## Activity
Please find all lines containing "Agne" in the listing below and copy them.

Start of Records for this task

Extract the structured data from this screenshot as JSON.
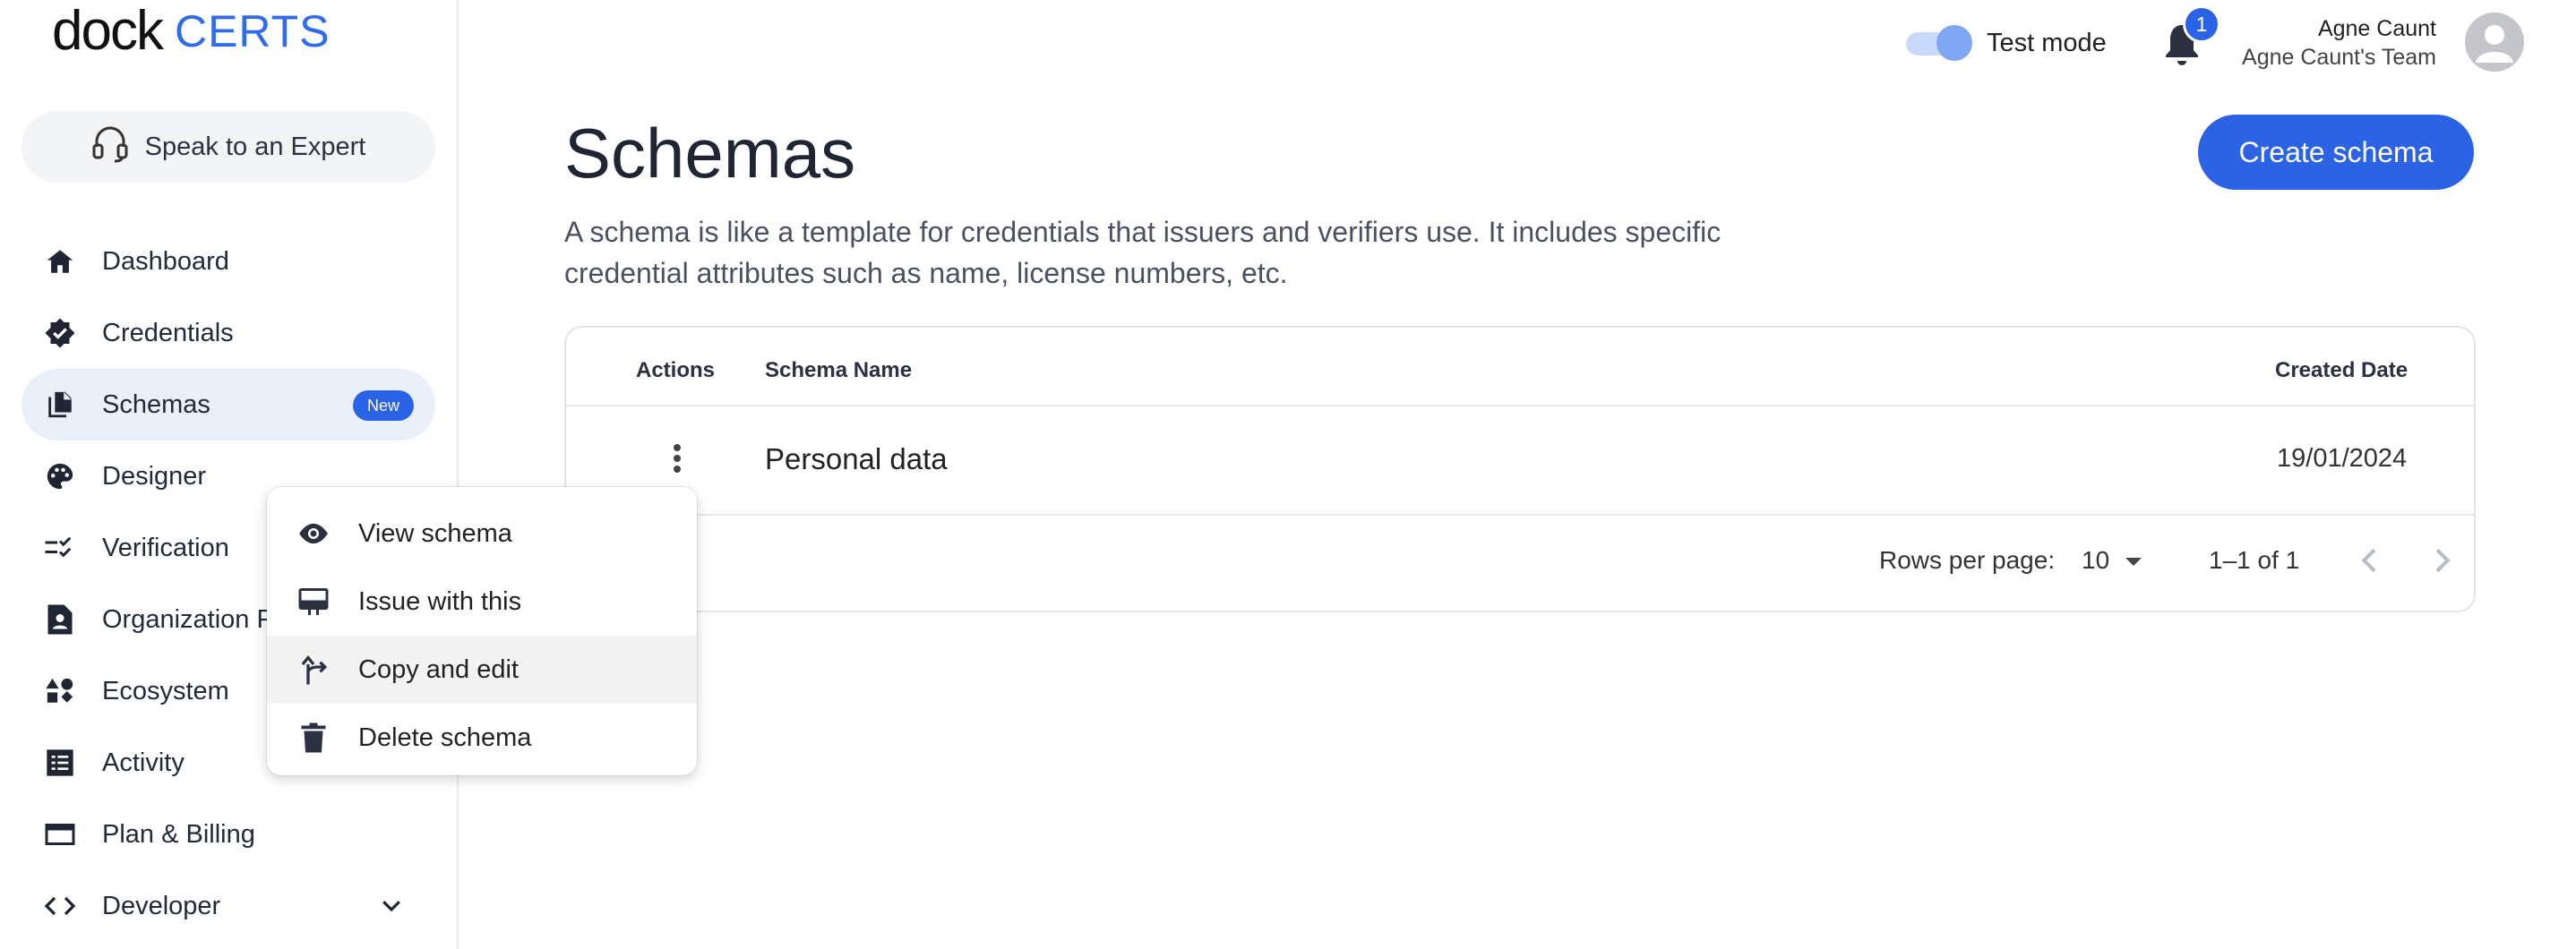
{
  "brand": {
    "logo_primary": "dock",
    "logo_secondary": "CERTS",
    "accent": "#2a63e6"
  },
  "sidebar": {
    "expert_button": "Speak to an Expert",
    "items": [
      {
        "label": "Dashboard",
        "icon": "home-icon"
      },
      {
        "label": "Credentials",
        "icon": "verified-badge-icon"
      },
      {
        "label": "Schemas",
        "icon": "documents-icon",
        "badge": "New",
        "active": true
      },
      {
        "label": "Designer",
        "icon": "palette-icon"
      },
      {
        "label": "Verification",
        "icon": "checklist-icon"
      },
      {
        "label": "Organization P",
        "icon": "profile-document-icon"
      },
      {
        "label": "Ecosystem",
        "icon": "shapes-icon"
      },
      {
        "label": "Activity",
        "icon": "list-icon"
      },
      {
        "label": "Plan & Billing",
        "icon": "card-icon"
      },
      {
        "label": "Developer",
        "icon": "code-icon"
      }
    ]
  },
  "topbar": {
    "test_mode_label": "Test mode",
    "notification_count": "1",
    "user_name": "Agne Caunt",
    "user_team": "Agne Caunt's Team"
  },
  "main": {
    "title": "Schemas",
    "create_button": "Create schema",
    "description": "A schema is like a template for credentials that issuers and verifiers use. It includes specific credential attributes such as name, license numbers, etc.",
    "table": {
      "headers": {
        "actions": "Actions",
        "name": "Schema Name",
        "created": "Created Date"
      },
      "rows": [
        {
          "name": "Personal data",
          "created": "19/01/2024"
        }
      ],
      "footer": {
        "rows_per_page_label": "Rows per page:",
        "rows_per_page_value": "10",
        "range": "1–1 of 1"
      }
    }
  },
  "context_menu": {
    "items": [
      {
        "label": "View schema",
        "icon": "eye-icon"
      },
      {
        "label": "Issue with this",
        "icon": "issue-icon"
      },
      {
        "label": "Copy and edit",
        "icon": "fork-icon"
      },
      {
        "label": "Delete schema",
        "icon": "trash-icon"
      }
    ]
  }
}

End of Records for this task

## Problem solution
    "user_name": "Agne Caunt",
    "user_team": "Agne Caunt's Team"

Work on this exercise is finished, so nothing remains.